Start of Data shown
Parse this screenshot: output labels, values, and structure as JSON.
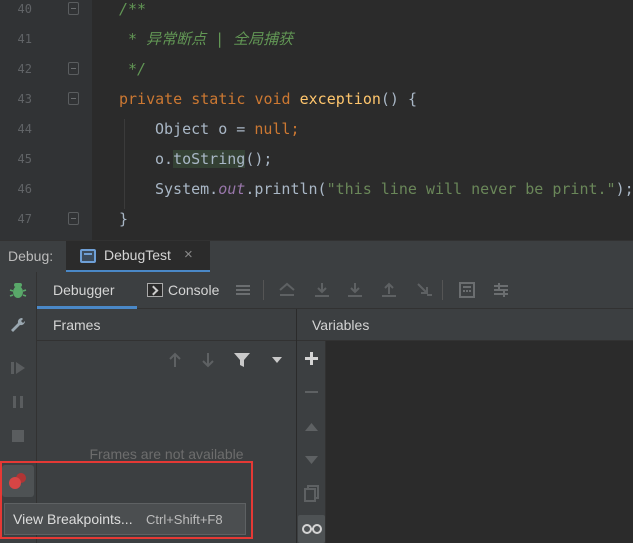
{
  "editor": {
    "lines": [
      {
        "num": "40",
        "code": "/**",
        "kind": "comment"
      },
      {
        "num": "41",
        "code": " * 异常断点 | 全局捕获",
        "kind": "comment"
      },
      {
        "num": "42",
        "code": " */",
        "kind": "comment"
      },
      {
        "num": "43",
        "kind": "method-decl",
        "parts": {
          "kw": "private static void ",
          "name": "exception",
          "rest": "() {"
        }
      },
      {
        "num": "44",
        "kind": "decl",
        "parts": {
          "type": "Object o = ",
          "value": "null",
          "end": ";"
        }
      },
      {
        "num": "45",
        "kind": "call",
        "parts": {
          "obj": "o.",
          "method": "toString",
          "end": "();"
        }
      },
      {
        "num": "46",
        "kind": "print",
        "parts": {
          "cls": "System.",
          "field": "out",
          "call": ".println(",
          "str": "\"this line will never be print.\"",
          "end": ");"
        }
      },
      {
        "num": "47",
        "code": "}",
        "kind": "plain"
      }
    ]
  },
  "debug": {
    "label": "Debug:",
    "session_tab": "DebugTest",
    "close_glyph": "×",
    "tabs": {
      "debugger": "Debugger",
      "console": "Console"
    },
    "frames": {
      "title": "Frames",
      "empty_text": "Frames are not available"
    },
    "variables": {
      "title": "Variables"
    }
  },
  "tooltip": {
    "text": "View Breakpoints...",
    "shortcut": "Ctrl+Shift+F8"
  },
  "colors": {
    "accent": "#4a88c7",
    "highlight": "#e53935",
    "breakpoint": "#d64545"
  }
}
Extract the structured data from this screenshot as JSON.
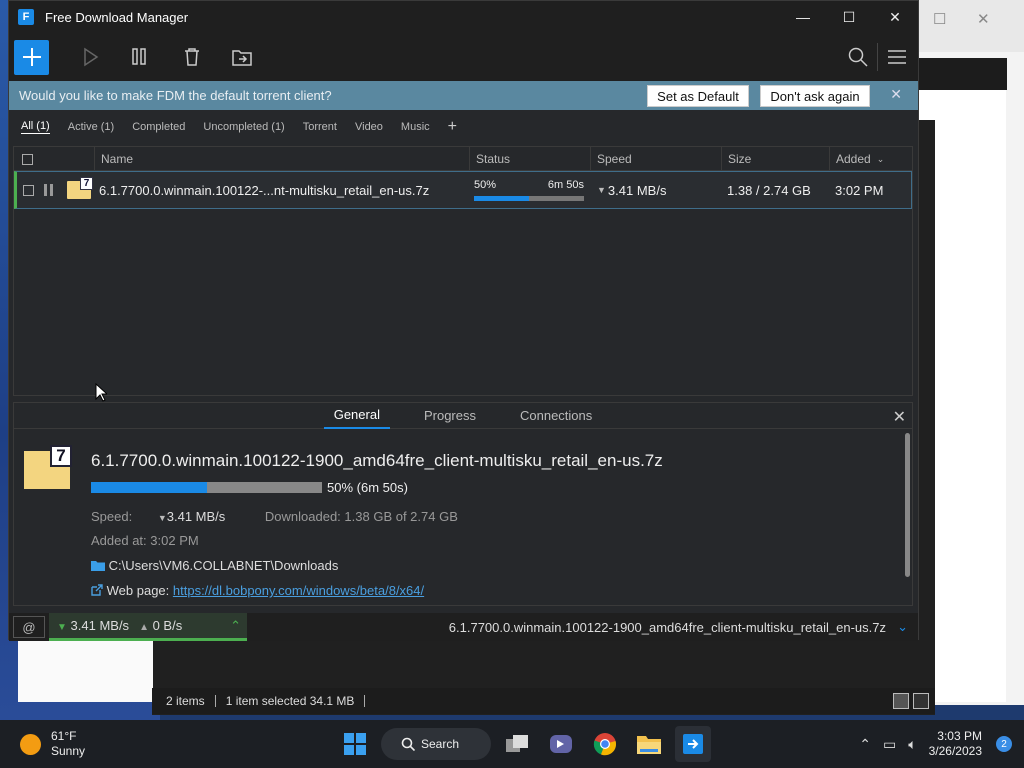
{
  "app": {
    "title": "Free Download Manager",
    "icon_letter": "F"
  },
  "window_buttons": {
    "minimize": "—",
    "maximize": "☐",
    "close": "✕"
  },
  "banner": {
    "text": "Would you like to make FDM the default torrent client?",
    "set_default": "Set as Default",
    "dont_ask": "Don't ask again",
    "close": "✕"
  },
  "filters": [
    "All (1)",
    "Active (1)",
    "Completed",
    "Uncompleted (1)",
    "Torrent",
    "Video",
    "Music"
  ],
  "filter_add": "+",
  "list": {
    "headers": {
      "name": "Name",
      "status": "Status",
      "speed": "Speed",
      "size": "Size",
      "added": "Added"
    },
    "rows": [
      {
        "name": "6.1.7700.0.winmain.100122-...nt-multisku_retail_en-us.7z",
        "progress_label": "50%",
        "progress_value": 50,
        "time_left": "6m 50s",
        "speed": "3.41 MB/s",
        "size": "1.38 / 2.74 GB",
        "added": "3:02 PM"
      }
    ]
  },
  "details": {
    "tabs": [
      "General",
      "Progress",
      "Connections"
    ],
    "close": "✕",
    "file_name": "6.1.7700.0.winmain.100122-1900_amd64fre_client-multisku_retail_en-us.7z",
    "progress_value": 50,
    "progress_text": "50% (6m 50s)",
    "speed_label": "Speed:",
    "speed_value": "3.41 MB/s",
    "downloaded_label": "Downloaded:",
    "downloaded_value": "1.38 GB of 2.74 GB",
    "added_label": "Added at:",
    "added_value": "3:02 PM",
    "path": "C:\\Users\\VM6.COLLABNET\\Downloads",
    "web_label": "Web page:",
    "web_url": "https://dl.bobpony.com/windows/beta/8/x64/"
  },
  "statusbar": {
    "down_speed": "3.41 MB/s",
    "up_speed": "0 B/s",
    "current_file": "6.1.7700.0.winmain.100122-1900_amd64fre_client-multisku_retail_en-us.7z"
  },
  "explorer_status": {
    "items": "2 items",
    "selected": "1 item selected  34.1 MB"
  },
  "taskbar": {
    "weather_temp": "61°F",
    "weather_desc": "Sunny",
    "search_label": "Search",
    "time": "3:03 PM",
    "date": "3/26/2023",
    "notification_count": "2"
  },
  "colors": {
    "accent": "#1a8ae6",
    "active_green": "#4caf50",
    "banner_bg": "#5a88a0"
  }
}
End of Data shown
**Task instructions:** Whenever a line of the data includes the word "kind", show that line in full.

**Response area:**
        "kind": "comment"
        "kind": "comment"
        "kind": "comment"
        "kind": "method-decl",
        "kind": "decl",
        "kind": "call",
        "kind": "print",
        "kind": "plain"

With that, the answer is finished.